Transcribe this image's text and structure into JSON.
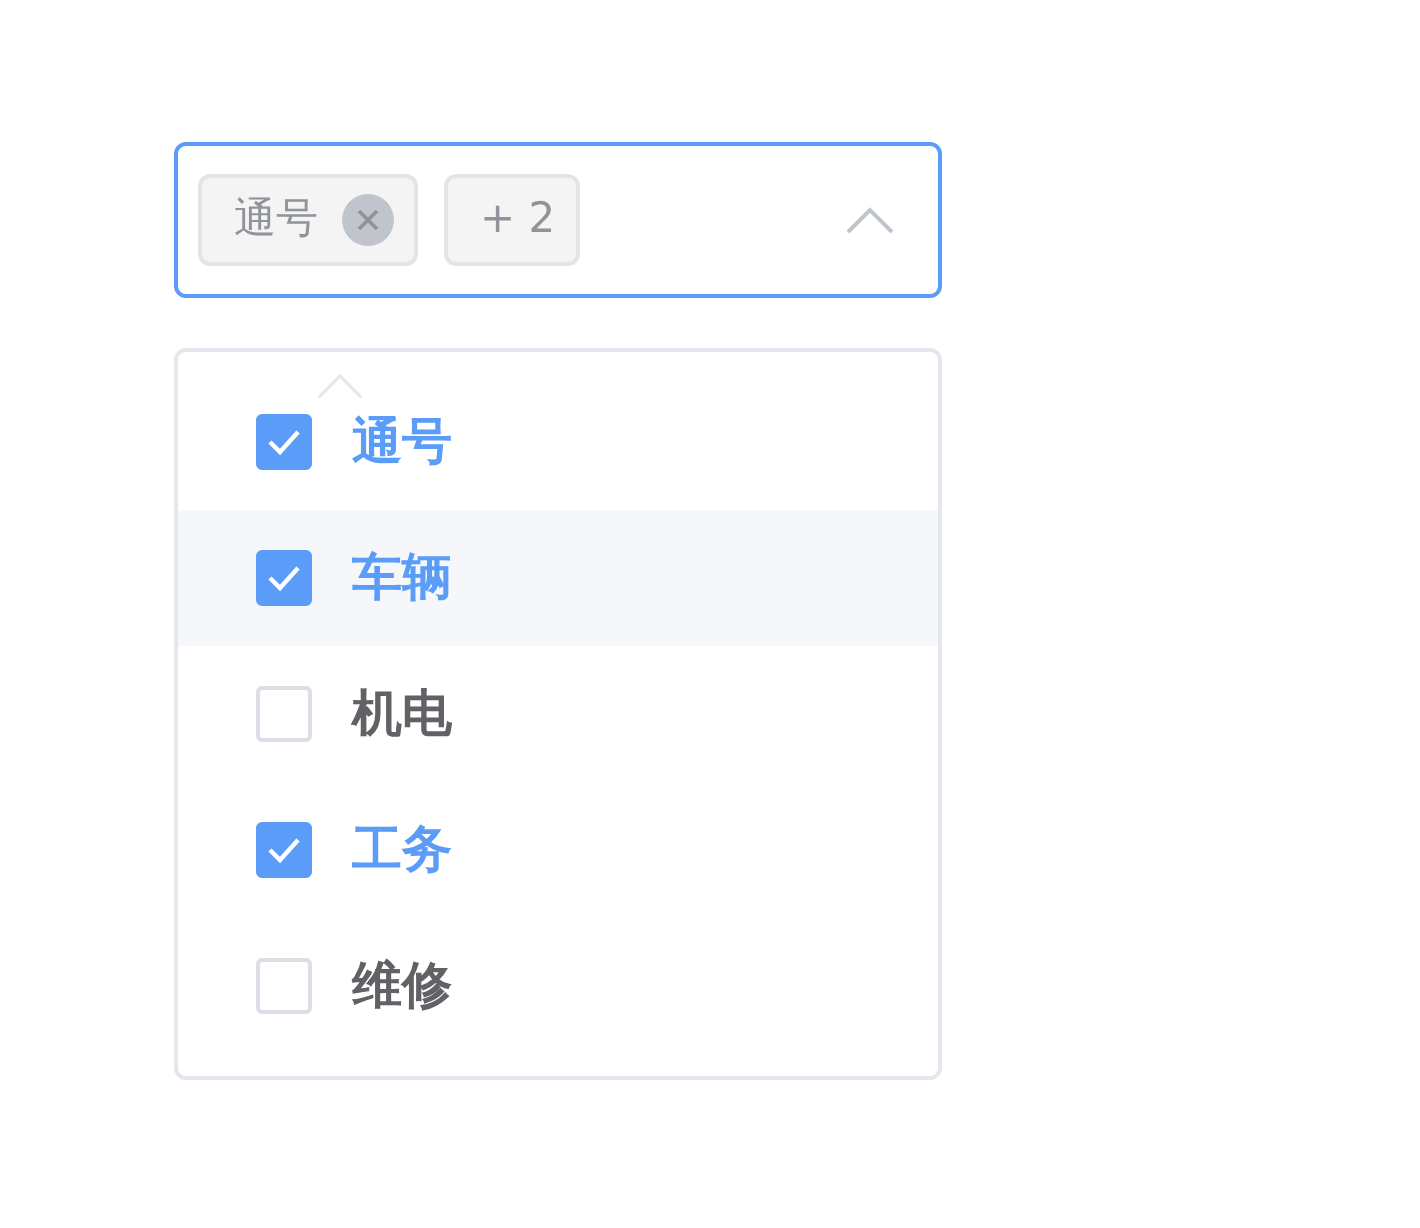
{
  "select": {
    "expanded": true,
    "tags": [
      {
        "label": "通号",
        "closable": true
      },
      {
        "label": "+ 2",
        "closable": false
      }
    ]
  },
  "options": [
    {
      "label": "通号",
      "checked": true,
      "hovered": false
    },
    {
      "label": "车辆",
      "checked": true,
      "hovered": true
    },
    {
      "label": "机电",
      "checked": false,
      "hovered": false
    },
    {
      "label": "工务",
      "checked": true,
      "hovered": false
    },
    {
      "label": "维修",
      "checked": false,
      "hovered": false
    }
  ]
}
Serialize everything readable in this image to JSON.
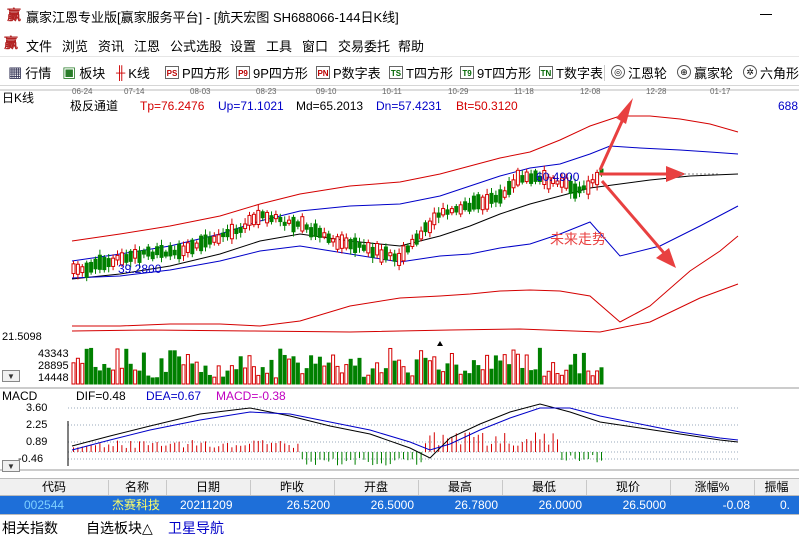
{
  "window": {
    "title": "赢家江恩专业版[赢家服务平台] - [航天宏图  SH688066-144日K线]",
    "logo_glyph": "赢",
    "minimize_icon": "minimize-icon"
  },
  "menu": {
    "logo_glyph": "赢",
    "items": [
      "文件",
      "浏览",
      "资讯",
      "江恩",
      "公式选股",
      "设置",
      "工具",
      "窗口",
      "交易委托",
      "帮助"
    ]
  },
  "toolbar": {
    "items": [
      {
        "label": "行情",
        "icon": "grid-icon",
        "glyph": "▦"
      },
      {
        "label": "板块",
        "icon": "blocks-icon",
        "glyph": "▣"
      },
      {
        "label": "K线",
        "icon": "candle-icon",
        "glyph": "╫"
      },
      {
        "label": "P四方形",
        "icon": "p-square-icon",
        "glyph": "PS"
      },
      {
        "label": "9P四方形",
        "icon": "p9-square-icon",
        "glyph": "P9"
      },
      {
        "label": "P数字表",
        "icon": "p-number-icon",
        "glyph": "PN"
      },
      {
        "label": "T四方形",
        "icon": "t-square-icon",
        "glyph": "TS"
      },
      {
        "label": "9T四方形",
        "icon": "t9-square-icon",
        "glyph": "T9"
      },
      {
        "label": "T数字表",
        "icon": "t-number-icon",
        "glyph": "TN"
      },
      {
        "label": "江恩轮",
        "icon": "gann-wheel-icon",
        "glyph": "◎"
      },
      {
        "label": "赢家轮",
        "icon": "winner-wheel-icon",
        "glyph": "⊕"
      },
      {
        "label": "六角形",
        "icon": "hexagon-icon",
        "glyph": "✲"
      }
    ]
  },
  "kline": {
    "panel_label": "日K线",
    "dates": [
      "06-24",
      "07-14",
      "08-03",
      "08-23",
      "09-10",
      "10-11",
      "10-29",
      "11-18",
      "12-08",
      "12-28",
      "01-17"
    ],
    "indicator_name": "极反通道",
    "indicators": [
      {
        "label": "Tp=76.2476",
        "color": "#d40000"
      },
      {
        "label": "Up=71.1021",
        "color": "#0000c8"
      },
      {
        "label": "Md=65.2013",
        "color": "#000000"
      },
      {
        "label": "Dn=57.4231",
        "color": "#0000c8"
      },
      {
        "label": "Bt=50.3120",
        "color": "#d40000"
      }
    ],
    "right_axis_value": "688",
    "price_mark_high": "60.4900",
    "price_mark_low": "39.2800",
    "annotation": "未来走势"
  },
  "volume": {
    "ticks": [
      "21.5098",
      "43343",
      "28895",
      "14448"
    ]
  },
  "macd": {
    "panel_label": "MACD",
    "dif": "DIF=0.48",
    "dea": "DEA=0.67",
    "macd": "MACD=-0.38",
    "ticks": [
      "3.60",
      "2.25",
      "0.89",
      "-0.46"
    ]
  },
  "table": {
    "headers": [
      "代码",
      "名称",
      "日期",
      "昨收",
      "开盘",
      "最高",
      "最低",
      "现价",
      "涨幅%",
      "振幅"
    ],
    "row": [
      "002544",
      "杰赛科技",
      "20211209",
      "26.5200",
      "26.5000",
      "26.7800",
      "26.0000",
      "26.5000",
      "-0.08",
      "0."
    ]
  },
  "bottom_tabs": [
    "相关指数",
    "自选板块△",
    "卫星导航"
  ],
  "colors": {
    "up": "#d40000",
    "down": "#008000",
    "band_outer": "#d40000",
    "band_inner": "#0000c8",
    "mid": "#000000",
    "arrow": "#e84040",
    "selected_row": "#1e6fd9"
  }
}
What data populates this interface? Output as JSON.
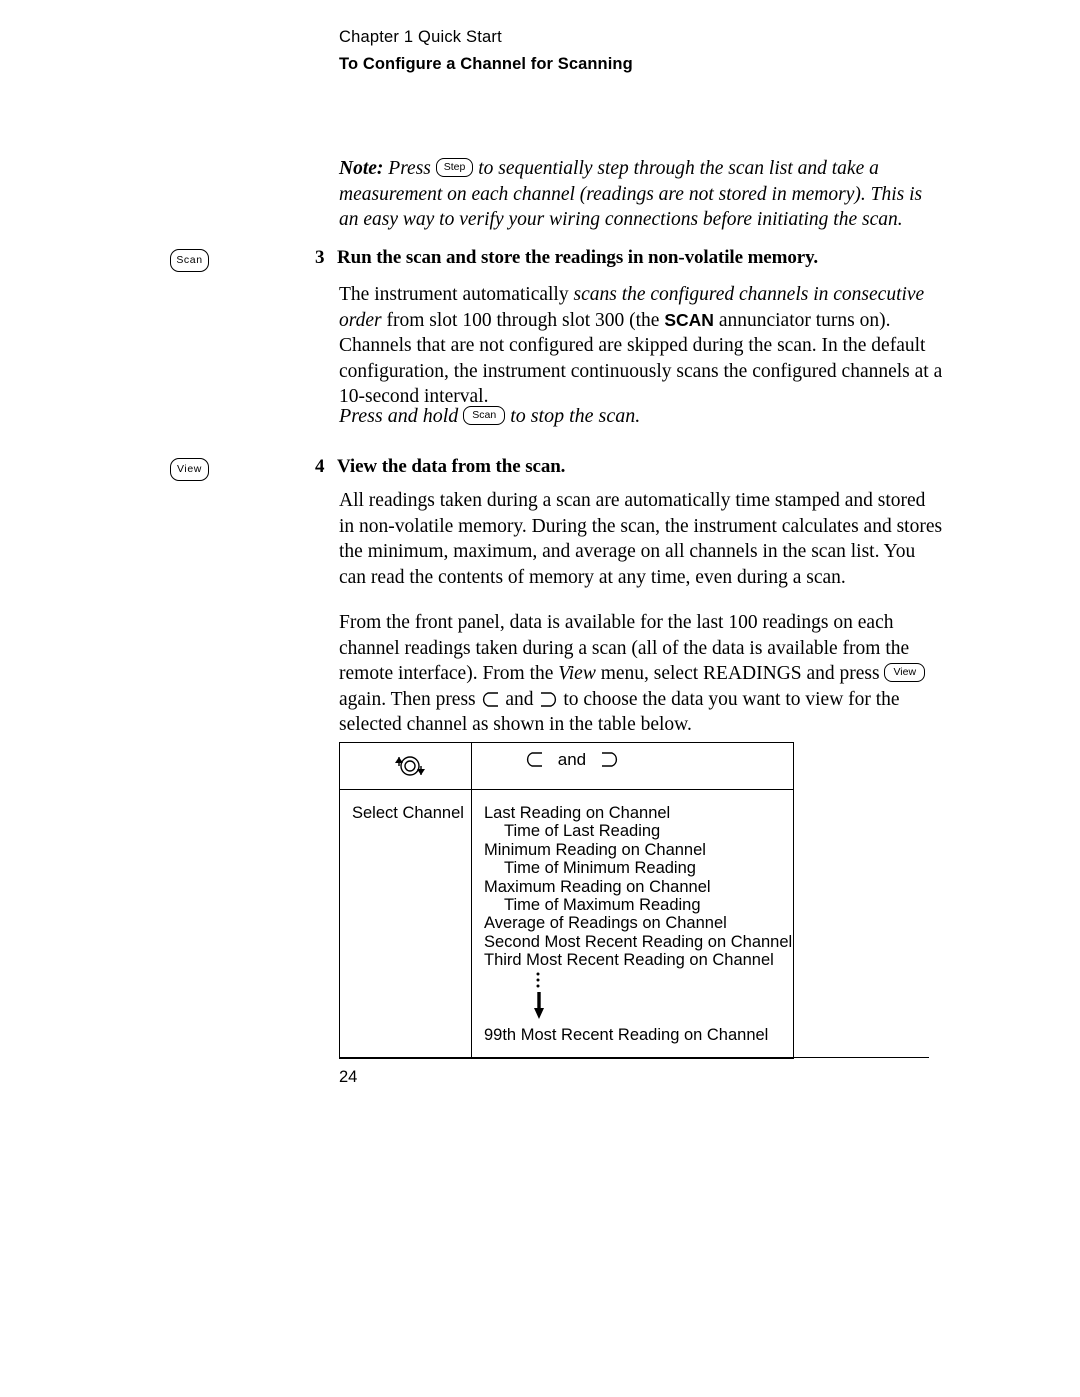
{
  "header": {
    "chapter": "Chapter 1  Quick Start",
    "title": "To Configure a Channel for Scanning"
  },
  "note": {
    "label": "Note:",
    "text_before_key": " Press ",
    "key_label": "Step",
    "text_after_key": " to sequentially step through the scan list and take a measurement on each channel (readings are not stored in memory). This is an easy way to verify your wiring connections before initiating the scan."
  },
  "steps": [
    {
      "number": "3",
      "heading": "Run the scan and store the readings in non-volatile memory.",
      "margin_key": "Scan",
      "body_1": "The instrument automatically ",
      "body_1_italic": "scans the configured channels in consecutive order",
      "body_2": " from slot 100 through slot 300 (the ",
      "body_bold": "SCAN",
      "body_3": " annunciator turns on). Channels that are not configured are skipped during the scan. In the default configuration, the instrument continuously scans the configured channels at a 10-second interval.",
      "emphasis_before": "Press and hold ",
      "emphasis_key": "Scan",
      "emphasis_after": " to stop the scan."
    },
    {
      "number": "4",
      "heading": "View the data from the scan.",
      "margin_key": "View",
      "body_1": "All readings taken during a scan are automatically time stamped and stored in non-volatile memory. During the scan, the instrument calculates and stores the minimum, maximum, and average on all channels in the scan list. You can read the contents of memory at any time, even during a scan.",
      "body_2_a": "From the front panel, data is available for the last 100 readings on each channel readings taken during a scan (all of the data is available from the remote interface). From the ",
      "body_2_italic": "View",
      "body_2_b": " menu, select READINGS and press ",
      "body_2_key": "View",
      "body_2_c": " again. Then press ",
      "body_2_d": " and ",
      "body_2_e": " to choose the data you want to view for the selected channel as shown in the table below."
    }
  ],
  "table": {
    "head_left_icon": "rotary-knob-icon",
    "head_right_text": "and",
    "col1_label": "Select Channel",
    "rows": [
      {
        "text": "Last Reading on Channel",
        "indent": false
      },
      {
        "text": "Time of Last Reading",
        "indent": true
      },
      {
        "text": "Minimum Reading on Channel",
        "indent": false
      },
      {
        "text": "Time of Minimum Reading",
        "indent": true
      },
      {
        "text": "Maximum Reading on Channel",
        "indent": false
      },
      {
        "text": "Time of Maximum Reading",
        "indent": true
      },
      {
        "text": "Average of Readings on Channel",
        "indent": false
      },
      {
        "text": "Second Most Recent Reading on Channel",
        "indent": false
      },
      {
        "text": "Third Most Recent Reading on Channel",
        "indent": false
      }
    ],
    "last_row": "99th Most Recent Reading on Channel"
  },
  "footer": {
    "page_number": "24"
  }
}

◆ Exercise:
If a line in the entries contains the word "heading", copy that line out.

◆ Answer for this exercise:
      "heading": "Run the scan and store the readings in non-volatile memory.",
      "heading": "View the data from the scan.",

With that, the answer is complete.